> **WHAT THE TASK REQUIRES**: The entries below should be set down again exactly, with every picture left out.

> **STUDY MATERIAL**:
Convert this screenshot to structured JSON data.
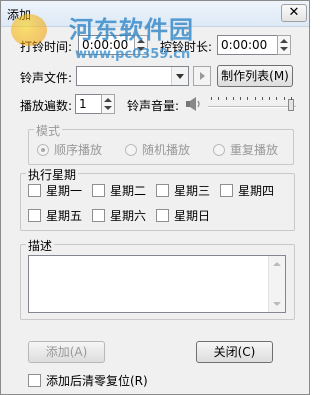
{
  "window": {
    "title": "添加",
    "close_glyph": "✕"
  },
  "watermark": {
    "site_name": "河东软件园",
    "url": "www.pc0359.cn"
  },
  "ring_time": {
    "label": "打铃时间:",
    "value": "0:00:00"
  },
  "control_duration": {
    "label": "控铃时长:",
    "value": "0:00:00"
  },
  "ring_file": {
    "label": "铃声文件:",
    "value": ""
  },
  "make_list_button": "制作列表(M)",
  "play_count": {
    "label": "播放遍数:",
    "value": "1"
  },
  "volume": {
    "label": "铃声音量:",
    "level_fraction": 0.98
  },
  "mode": {
    "label": "模式",
    "options": [
      {
        "label": "顺序播放",
        "selected": true
      },
      {
        "label": "随机播放",
        "selected": false
      },
      {
        "label": "重复播放",
        "selected": false
      }
    ]
  },
  "weekdays": {
    "label": "执行星期",
    "days": [
      "星期一",
      "星期二",
      "星期三",
      "星期四",
      "星期五",
      "星期六",
      "星期日"
    ]
  },
  "description": {
    "label": "描述",
    "value": ""
  },
  "add_button": "添加(A)",
  "close_button": "关闭(C)",
  "reset_after_add": {
    "label": "添加后清零复位(R)",
    "checked": false
  },
  "colors": {
    "watermark": "#2f86c8",
    "disabled_text": "#999999",
    "window_bg": "#f0f0f0"
  },
  "icons": [
    "close-icon",
    "speaker-icon",
    "dropdown-arrow-icon",
    "spin-up-icon",
    "spin-down-icon",
    "play-icon"
  ]
}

> **TASK OUTPUT**:
Convert this screenshot to structured JSON data.
{
  "window": {
    "title": "添加",
    "close_glyph": "✕"
  },
  "watermark": {
    "site_name": "河东软件园",
    "url": "www.pc0359.cn"
  },
  "ring_time": {
    "label": "打铃时间:",
    "value": "0:00:00"
  },
  "control_duration": {
    "label": "控铃时长:",
    "value": "0:00:00"
  },
  "ring_file": {
    "label": "铃声文件:",
    "value": ""
  },
  "make_list_button": "制作列表(M)",
  "play_count": {
    "label": "播放遍数:",
    "value": "1"
  },
  "volume": {
    "label": "铃声音量:",
    "level_fraction": 0.98
  },
  "mode": {
    "label": "模式",
    "options": [
      {
        "label": "顺序播放",
        "selected": true
      },
      {
        "label": "随机播放",
        "selected": false
      },
      {
        "label": "重复播放",
        "selected": false
      }
    ]
  },
  "weekdays": {
    "label": "执行星期",
    "days": [
      "星期一",
      "星期二",
      "星期三",
      "星期四",
      "星期五",
      "星期六",
      "星期日"
    ]
  },
  "description": {
    "label": "描述",
    "value": ""
  },
  "add_button": "添加(A)",
  "close_button": "关闭(C)",
  "reset_after_add": {
    "label": "添加后清零复位(R)",
    "checked": false
  },
  "colors": {
    "watermark": "#2f86c8",
    "disabled_text": "#999999",
    "window_bg": "#f0f0f0"
  },
  "icons": [
    "close-icon",
    "speaker-icon",
    "dropdown-arrow-icon",
    "spin-up-icon",
    "spin-down-icon",
    "play-icon"
  ]
}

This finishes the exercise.